The character’s traditional dichotomy is that of Jekyll and Hyde. We empathize with Bruce Banner because his basic human passions turn him into a rampaging monster. When Banner reverts to human form, he embraces alienation rather than trying to carve out a place for himself in society that either fears him or wants to weaponize him. This movie strips Banner/Hulk of that basic choice. Hulk’s reactions to bondage are filtered through a character of limitless power now capable of understanding just how much SHIELD has betrayed him. As a casual fan of the Hulk, I find this a very interesting direction for the character. I’d even argue it makes him much more emotionally resonant than the typical fodder of a self-loathing Bruce Banner.

As a setting, Sakaar is somewhat reminiscent of Edgar Rice Burroughs’ A Princess of Mars novels. However, the planet quickly takes a turn toward darker places. The red skinned humanoids have brought the planet’s other sentient races under a single common yoke. Slavery within the empire is routine. Dissent against the state is broken through the use of advanced technology and biological warfare. To wit: there’s an absolutely immaculate scene where the Emperor’s lieutenant, Caiera, is attempting to save a village from parasites that turn humanoids into zombie-like monsters. The Emperor responds by calling in airstrike as Caiera, with a child in her arms, flees from ground zero. Caiera survives, thanks to her super powers, but the explosion cooks the child in her arms into an ash effigy.

Within Sakaar’s arena the writing is absolutely honest to the brutality of hand-to-hand combat. We see Hulk and his fellow slaves cleaving limbs from bodies. Rock monsters crush sentient insects until their innards fly forth from exoskeletons. There’s even a scene where Hulk very nearly beats Beta Ray Bill to death.

The ongoing spectacle  draws some obvious inspiration from Gladiator. Hulk’s ability to defeat Sakaar’s greatest champions/monsters gradually undermines the Emperor’s place as a figure of messianic prophecy. The various species of Sakaar begin to see Hulk as the “Sakaarson,” a warrior-savior who will stare death in the eye and bring life back to the desiccated sands of Sakaar. Naturally, Hulk refuses all of these titles up until the end of the movie. At that point the people of Sakaar embrace him as their king, and Hulk begrudgingly accepts that he has found a place where he fits in. Mark the calendar, it’s a Hulk story that doesn’t end with sad walking away music.

Though, I have read that the movie stops short of fulfilling everything laid out in Planet Hulk’s comic arc. Oh paper, Hulk settles down on Sakaar and knocks up Caiera. For reasons unknown, SHIELD sends a self-destruct code to Hulk’s ship, which the people of Sakaar had since turned into a statue commemorating Hulk’s arrival.
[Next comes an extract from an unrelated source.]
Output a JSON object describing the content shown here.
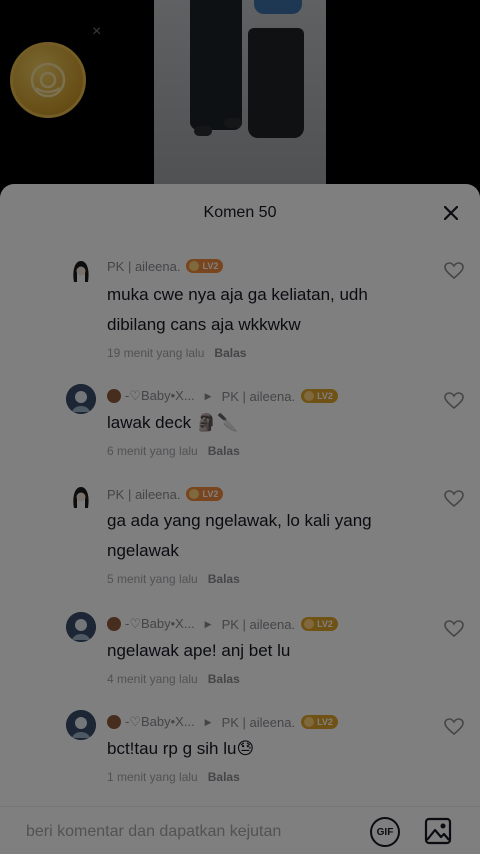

The subsequent matter anti-matter explosion levels Sakaar’s capital city, killing Hulk’s wife and unborn child in the process. Hulk survives the blast only to declare war on Earth. How dark is that?

If nothing else Planet Hulk has the courage to offer a story that bears no consideration for an underage audience. By and large, I think it succeeds quite nicely along that course. The voice acting is as sharp as any DC animated feature, though lacking any real celebrity pedigree therein. The art is similarly good though stopping short of being great. The motifs and obvious points of inspiration are a little derivative, but they prove to be effective appropriations. Perhaps most important of all is that this is the first time I’ve seen the Hulk as an actual character. Normally, Banner is the character and the Hulk. . .well the Hulk smashes. Planet Hulk shows the casual comic reader a version of the Hulk with a fully formed ego structure, independent of his alter ego. It’s dark and brooding in a way that one would typically expect to see from Bruce Banner. Placing those qualities in the Hulk while mobilizing the Cosmic portion of the marvel universe makes for quite the engaging story.

Planet Hulk

Directed by: Sam Liu

Based on the Comic by: Greg Pak and Carlo Pagulayan

Featuring the voices of: Rick D. Wasserman, Lisa Ann Beley, and Mark Hildreth